Output each entry that follows exactly. Images stay out.
*** Opening of Extracted data ***
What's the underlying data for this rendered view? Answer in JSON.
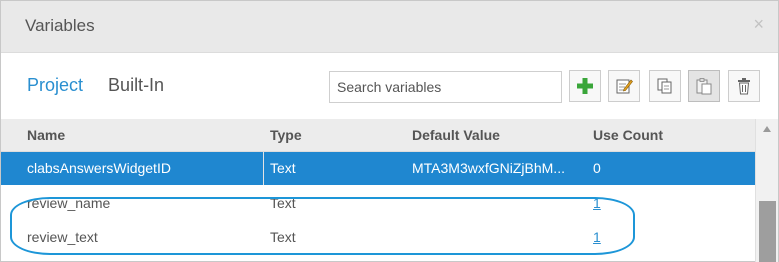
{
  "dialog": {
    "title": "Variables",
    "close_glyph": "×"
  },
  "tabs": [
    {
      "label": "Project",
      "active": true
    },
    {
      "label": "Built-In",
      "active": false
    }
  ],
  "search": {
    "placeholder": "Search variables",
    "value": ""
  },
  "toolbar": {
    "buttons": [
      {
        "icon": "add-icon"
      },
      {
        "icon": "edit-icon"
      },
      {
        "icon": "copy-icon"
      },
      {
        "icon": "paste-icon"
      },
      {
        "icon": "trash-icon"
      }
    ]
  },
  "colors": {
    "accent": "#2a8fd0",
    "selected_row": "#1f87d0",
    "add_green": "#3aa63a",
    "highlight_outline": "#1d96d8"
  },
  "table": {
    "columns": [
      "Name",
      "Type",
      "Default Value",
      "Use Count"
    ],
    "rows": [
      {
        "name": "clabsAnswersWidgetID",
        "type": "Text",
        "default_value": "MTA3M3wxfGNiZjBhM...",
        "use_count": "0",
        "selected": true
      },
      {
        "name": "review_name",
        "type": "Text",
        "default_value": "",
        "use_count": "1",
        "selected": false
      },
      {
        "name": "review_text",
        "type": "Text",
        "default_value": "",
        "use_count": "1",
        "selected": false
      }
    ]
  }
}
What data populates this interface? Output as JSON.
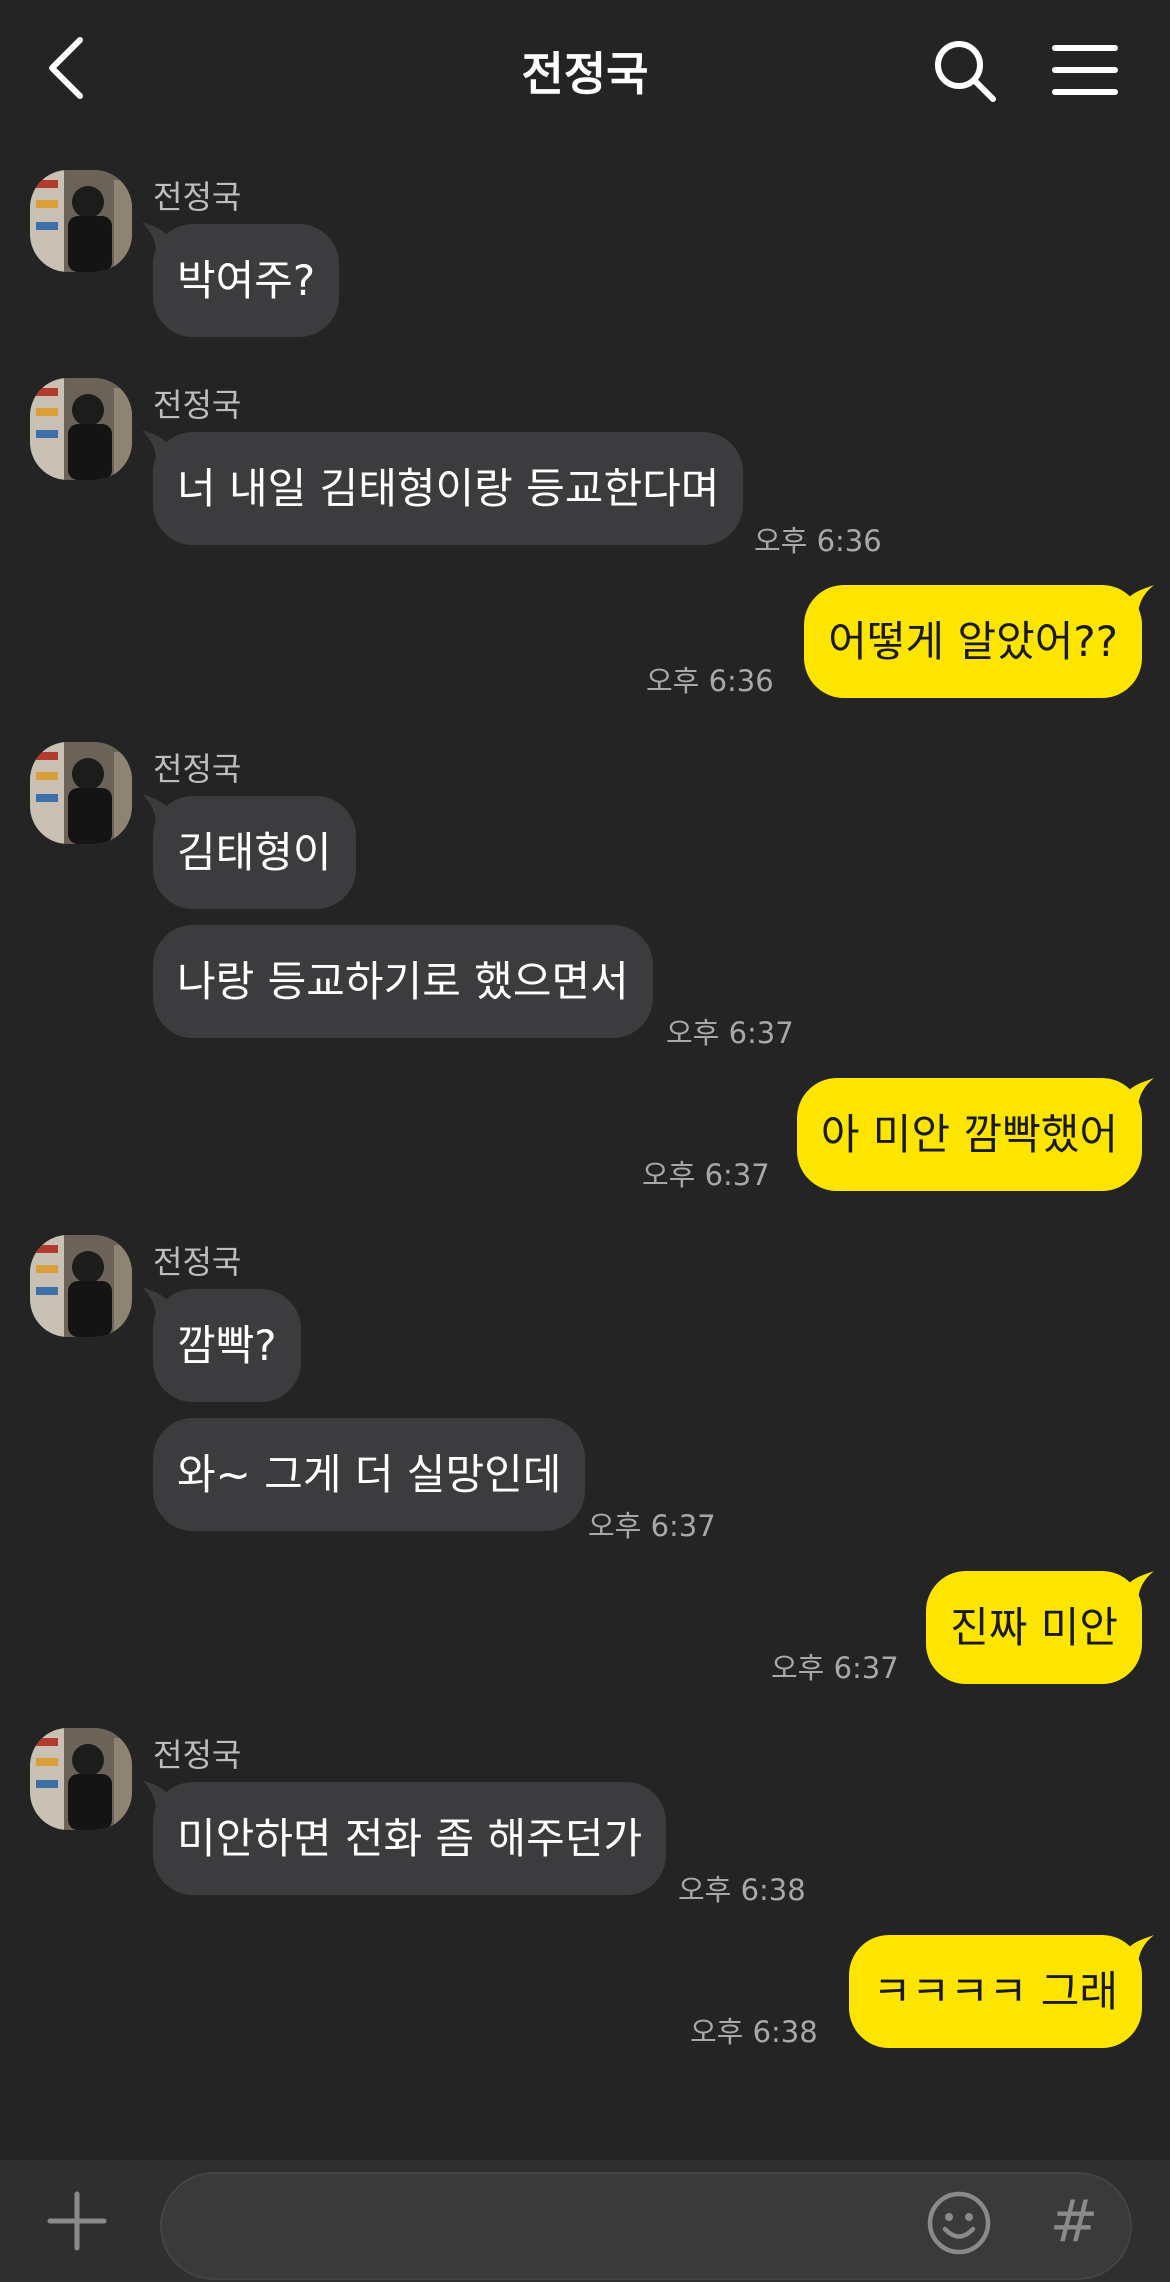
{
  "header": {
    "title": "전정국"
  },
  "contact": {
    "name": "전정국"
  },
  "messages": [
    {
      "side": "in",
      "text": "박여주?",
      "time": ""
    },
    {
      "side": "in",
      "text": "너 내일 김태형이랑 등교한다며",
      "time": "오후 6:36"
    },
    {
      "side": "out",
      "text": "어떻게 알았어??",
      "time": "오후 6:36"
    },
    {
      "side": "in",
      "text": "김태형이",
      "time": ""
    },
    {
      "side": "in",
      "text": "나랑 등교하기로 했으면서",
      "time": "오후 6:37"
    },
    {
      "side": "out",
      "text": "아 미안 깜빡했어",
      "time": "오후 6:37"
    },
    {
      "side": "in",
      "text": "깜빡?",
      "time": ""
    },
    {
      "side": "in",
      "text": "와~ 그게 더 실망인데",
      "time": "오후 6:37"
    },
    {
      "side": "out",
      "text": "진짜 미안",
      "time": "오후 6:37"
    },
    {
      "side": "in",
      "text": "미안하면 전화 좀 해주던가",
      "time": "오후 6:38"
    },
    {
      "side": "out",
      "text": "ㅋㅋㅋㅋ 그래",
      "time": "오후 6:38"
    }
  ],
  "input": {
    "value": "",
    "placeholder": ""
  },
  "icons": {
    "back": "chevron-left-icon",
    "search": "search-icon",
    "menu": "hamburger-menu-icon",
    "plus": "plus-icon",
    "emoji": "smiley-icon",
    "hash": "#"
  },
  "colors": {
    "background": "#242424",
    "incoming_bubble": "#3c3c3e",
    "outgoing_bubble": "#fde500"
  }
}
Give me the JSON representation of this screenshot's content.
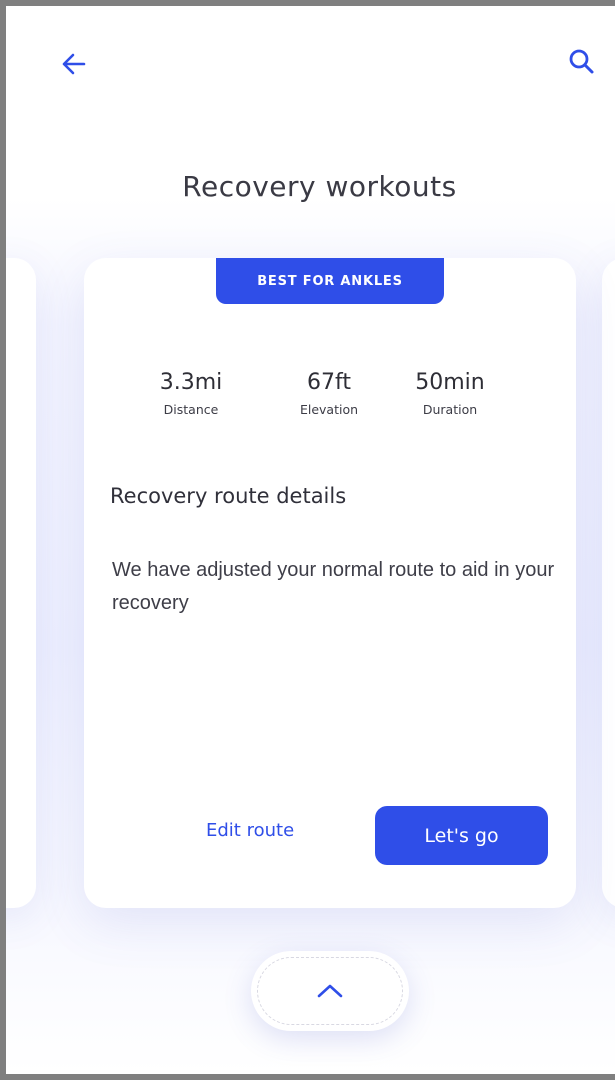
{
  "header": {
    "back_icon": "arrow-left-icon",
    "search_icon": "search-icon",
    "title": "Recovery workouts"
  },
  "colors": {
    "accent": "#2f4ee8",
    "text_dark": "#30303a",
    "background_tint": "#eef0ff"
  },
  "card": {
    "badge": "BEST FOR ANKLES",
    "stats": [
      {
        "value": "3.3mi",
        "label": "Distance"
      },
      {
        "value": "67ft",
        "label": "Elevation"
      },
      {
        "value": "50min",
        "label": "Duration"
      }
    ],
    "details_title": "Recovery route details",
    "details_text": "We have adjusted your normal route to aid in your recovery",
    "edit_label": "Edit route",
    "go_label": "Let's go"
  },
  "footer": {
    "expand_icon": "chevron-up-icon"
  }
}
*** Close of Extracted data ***
→ **Expected output**
What's the underlying data for this rendered view? Answer in JSON.
{
  "dialog": {
    "title": "Variables",
    "close_glyph": "×"
  },
  "tabs": [
    {
      "label": "Project",
      "active": true
    },
    {
      "label": "Built-In",
      "active": false
    }
  ],
  "search": {
    "placeholder": "Search variables",
    "value": ""
  },
  "toolbar": {
    "buttons": [
      {
        "icon": "add-icon"
      },
      {
        "icon": "edit-icon"
      },
      {
        "icon": "copy-icon"
      },
      {
        "icon": "paste-icon"
      },
      {
        "icon": "trash-icon"
      }
    ]
  },
  "colors": {
    "accent": "#2a8fd0",
    "selected_row": "#1f87d0",
    "add_green": "#3aa63a",
    "highlight_outline": "#1d96d8"
  },
  "table": {
    "columns": [
      "Name",
      "Type",
      "Default Value",
      "Use Count"
    ],
    "rows": [
      {
        "name": "clabsAnswersWidgetID",
        "type": "Text",
        "default_value": "MTA3M3wxfGNiZjBhM...",
        "use_count": "0",
        "selected": true
      },
      {
        "name": "review_name",
        "type": "Text",
        "default_value": "",
        "use_count": "1",
        "selected": false
      },
      {
        "name": "review_text",
        "type": "Text",
        "default_value": "",
        "use_count": "1",
        "selected": false
      }
    ]
  }
}
What data populates this interface? Output as JSON.
{
  "header": {
    "title": "전정국"
  },
  "contact": {
    "name": "전정국"
  },
  "messages": [
    {
      "side": "in",
      "text": "박여주?",
      "time": ""
    },
    {
      "side": "in",
      "text": "너 내일 김태형이랑 등교한다며",
      "time": "오후 6:36"
    },
    {
      "side": "out",
      "text": "어떻게 알았어??",
      "time": "오후 6:36"
    },
    {
      "side": "in",
      "text": "김태형이",
      "time": ""
    },
    {
      "side": "in",
      "text": "나랑 등교하기로 했으면서",
      "time": "오후 6:37"
    },
    {
      "side": "out",
      "text": "아 미안 깜빡했어",
      "time": "오후 6:37"
    },
    {
      "side": "in",
      "text": "깜빡?",
      "time": ""
    },
    {
      "side": "in",
      "text": "와~ 그게 더 실망인데",
      "time": "오후 6:37"
    },
    {
      "side": "out",
      "text": "진짜 미안",
      "time": "오후 6:37"
    },
    {
      "side": "in",
      "text": "미안하면 전화 좀 해주던가",
      "time": "오후 6:38"
    },
    {
      "side": "out",
      "text": "ㅋㅋㅋㅋ 그래",
      "time": "오후 6:38"
    }
  ],
  "input": {
    "value": "",
    "placeholder": ""
  },
  "icons": {
    "back": "chevron-left-icon",
    "search": "search-icon",
    "menu": "hamburger-menu-icon",
    "plus": "plus-icon",
    "emoji": "smiley-icon",
    "hash": "#"
  },
  "colors": {
    "background": "#242424",
    "incoming_bubble": "#3c3c3e",
    "outgoing_bubble": "#fde500"
  }
}
Give me the JSON representation of this screenshot's content.
{
  "header": {
    "back_icon": "arrow-left-icon",
    "search_icon": "search-icon",
    "title": "Recovery workouts"
  },
  "colors": {
    "accent": "#2f4ee8",
    "text_dark": "#30303a",
    "background_tint": "#eef0ff"
  },
  "card": {
    "badge": "BEST FOR ANKLES",
    "stats": [
      {
        "value": "3.3mi",
        "label": "Distance"
      },
      {
        "value": "67ft",
        "label": "Elevation"
      },
      {
        "value": "50min",
        "label": "Duration"
      }
    ],
    "details_title": "Recovery route details",
    "details_text": "We have adjusted your normal route to aid in your recovery",
    "edit_label": "Edit route",
    "go_label": "Let's go"
  },
  "footer": {
    "expand_icon": "chevron-up-icon"
  }
}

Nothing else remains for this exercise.